WHAT IS EXPECTED -> Which lines below hold the word "Details"? Copy all of them.

----------------

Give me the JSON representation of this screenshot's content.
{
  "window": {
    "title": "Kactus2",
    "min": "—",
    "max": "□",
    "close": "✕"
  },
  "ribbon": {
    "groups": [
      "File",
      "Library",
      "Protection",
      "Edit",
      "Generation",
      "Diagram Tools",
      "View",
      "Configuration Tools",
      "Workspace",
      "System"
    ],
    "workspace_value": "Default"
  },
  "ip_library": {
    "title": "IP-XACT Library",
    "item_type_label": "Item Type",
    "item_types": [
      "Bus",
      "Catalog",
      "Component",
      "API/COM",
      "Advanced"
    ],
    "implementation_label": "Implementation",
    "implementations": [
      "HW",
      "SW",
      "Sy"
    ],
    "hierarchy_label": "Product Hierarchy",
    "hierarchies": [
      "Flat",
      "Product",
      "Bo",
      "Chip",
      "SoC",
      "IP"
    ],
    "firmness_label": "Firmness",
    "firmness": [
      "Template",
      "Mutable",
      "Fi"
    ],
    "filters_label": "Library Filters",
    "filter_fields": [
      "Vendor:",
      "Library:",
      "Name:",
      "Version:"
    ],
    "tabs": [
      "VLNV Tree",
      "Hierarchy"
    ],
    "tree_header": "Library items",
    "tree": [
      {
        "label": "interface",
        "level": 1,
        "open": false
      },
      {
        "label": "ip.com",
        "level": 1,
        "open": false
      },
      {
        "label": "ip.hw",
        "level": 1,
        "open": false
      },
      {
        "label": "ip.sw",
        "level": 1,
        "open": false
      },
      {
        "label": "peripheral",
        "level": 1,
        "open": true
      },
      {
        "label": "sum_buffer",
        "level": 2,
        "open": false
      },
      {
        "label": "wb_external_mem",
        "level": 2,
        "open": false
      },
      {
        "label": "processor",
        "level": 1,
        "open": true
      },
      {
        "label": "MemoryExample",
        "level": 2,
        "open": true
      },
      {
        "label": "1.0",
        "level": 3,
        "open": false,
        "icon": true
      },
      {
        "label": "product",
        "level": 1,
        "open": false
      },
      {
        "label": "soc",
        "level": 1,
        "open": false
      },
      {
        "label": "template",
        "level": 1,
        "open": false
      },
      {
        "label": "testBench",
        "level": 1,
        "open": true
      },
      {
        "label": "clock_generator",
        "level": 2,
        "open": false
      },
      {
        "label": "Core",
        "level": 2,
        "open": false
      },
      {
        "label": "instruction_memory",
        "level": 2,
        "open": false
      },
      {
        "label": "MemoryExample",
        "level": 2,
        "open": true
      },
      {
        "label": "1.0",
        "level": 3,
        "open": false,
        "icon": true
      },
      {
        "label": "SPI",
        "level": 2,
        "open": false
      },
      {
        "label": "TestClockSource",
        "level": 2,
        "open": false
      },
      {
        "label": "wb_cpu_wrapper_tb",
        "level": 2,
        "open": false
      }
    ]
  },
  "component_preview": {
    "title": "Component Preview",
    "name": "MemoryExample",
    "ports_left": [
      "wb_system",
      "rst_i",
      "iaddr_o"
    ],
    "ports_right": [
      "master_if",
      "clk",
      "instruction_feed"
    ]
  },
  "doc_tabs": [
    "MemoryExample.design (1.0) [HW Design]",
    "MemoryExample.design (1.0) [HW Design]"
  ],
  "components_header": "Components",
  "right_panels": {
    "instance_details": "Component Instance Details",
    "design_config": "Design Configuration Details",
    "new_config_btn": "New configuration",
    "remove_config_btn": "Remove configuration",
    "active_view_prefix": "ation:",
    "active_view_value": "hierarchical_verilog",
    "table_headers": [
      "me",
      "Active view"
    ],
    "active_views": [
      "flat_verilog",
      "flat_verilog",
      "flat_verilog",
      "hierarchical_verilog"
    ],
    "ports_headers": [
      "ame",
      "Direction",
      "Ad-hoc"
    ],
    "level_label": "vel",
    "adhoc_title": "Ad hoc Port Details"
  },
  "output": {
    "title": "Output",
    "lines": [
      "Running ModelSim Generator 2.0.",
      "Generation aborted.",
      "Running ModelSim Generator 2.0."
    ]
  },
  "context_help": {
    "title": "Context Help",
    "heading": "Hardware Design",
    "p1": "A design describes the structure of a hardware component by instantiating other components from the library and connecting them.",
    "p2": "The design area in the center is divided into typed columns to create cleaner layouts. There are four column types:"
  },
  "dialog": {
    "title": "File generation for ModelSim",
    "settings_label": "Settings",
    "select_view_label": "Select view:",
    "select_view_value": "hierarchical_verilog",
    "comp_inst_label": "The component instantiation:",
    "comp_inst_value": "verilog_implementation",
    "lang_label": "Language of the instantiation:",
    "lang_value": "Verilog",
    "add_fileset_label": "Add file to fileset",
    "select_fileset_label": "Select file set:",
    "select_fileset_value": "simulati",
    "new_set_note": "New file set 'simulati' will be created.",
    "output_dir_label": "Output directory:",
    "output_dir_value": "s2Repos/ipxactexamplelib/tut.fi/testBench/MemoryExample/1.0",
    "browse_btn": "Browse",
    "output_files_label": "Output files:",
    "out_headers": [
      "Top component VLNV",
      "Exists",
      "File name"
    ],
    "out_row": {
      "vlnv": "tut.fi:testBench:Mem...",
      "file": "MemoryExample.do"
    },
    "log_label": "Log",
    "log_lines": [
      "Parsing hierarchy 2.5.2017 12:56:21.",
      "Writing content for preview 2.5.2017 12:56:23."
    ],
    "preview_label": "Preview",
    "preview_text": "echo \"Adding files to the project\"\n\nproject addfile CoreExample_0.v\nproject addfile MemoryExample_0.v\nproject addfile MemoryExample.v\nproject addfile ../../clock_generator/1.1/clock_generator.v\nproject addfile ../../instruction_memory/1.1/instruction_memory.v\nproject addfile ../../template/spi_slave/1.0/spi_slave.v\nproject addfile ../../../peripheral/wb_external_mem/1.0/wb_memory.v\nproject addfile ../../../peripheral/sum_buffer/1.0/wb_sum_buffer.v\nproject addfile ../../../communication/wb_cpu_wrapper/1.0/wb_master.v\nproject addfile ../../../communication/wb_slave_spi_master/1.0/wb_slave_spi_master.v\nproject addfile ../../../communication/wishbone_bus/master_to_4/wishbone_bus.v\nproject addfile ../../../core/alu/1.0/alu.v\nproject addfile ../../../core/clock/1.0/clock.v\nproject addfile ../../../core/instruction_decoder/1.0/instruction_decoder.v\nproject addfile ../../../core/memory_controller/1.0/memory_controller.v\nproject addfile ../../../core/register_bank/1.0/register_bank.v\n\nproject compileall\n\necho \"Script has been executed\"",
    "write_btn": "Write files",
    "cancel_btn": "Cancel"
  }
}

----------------

EXPECTED ANSWER ->
    "instance_details": "Component Instance Details",
    "design_config": "Design Configuration Details",
    "adhoc_title": "Ad hoc Port Details"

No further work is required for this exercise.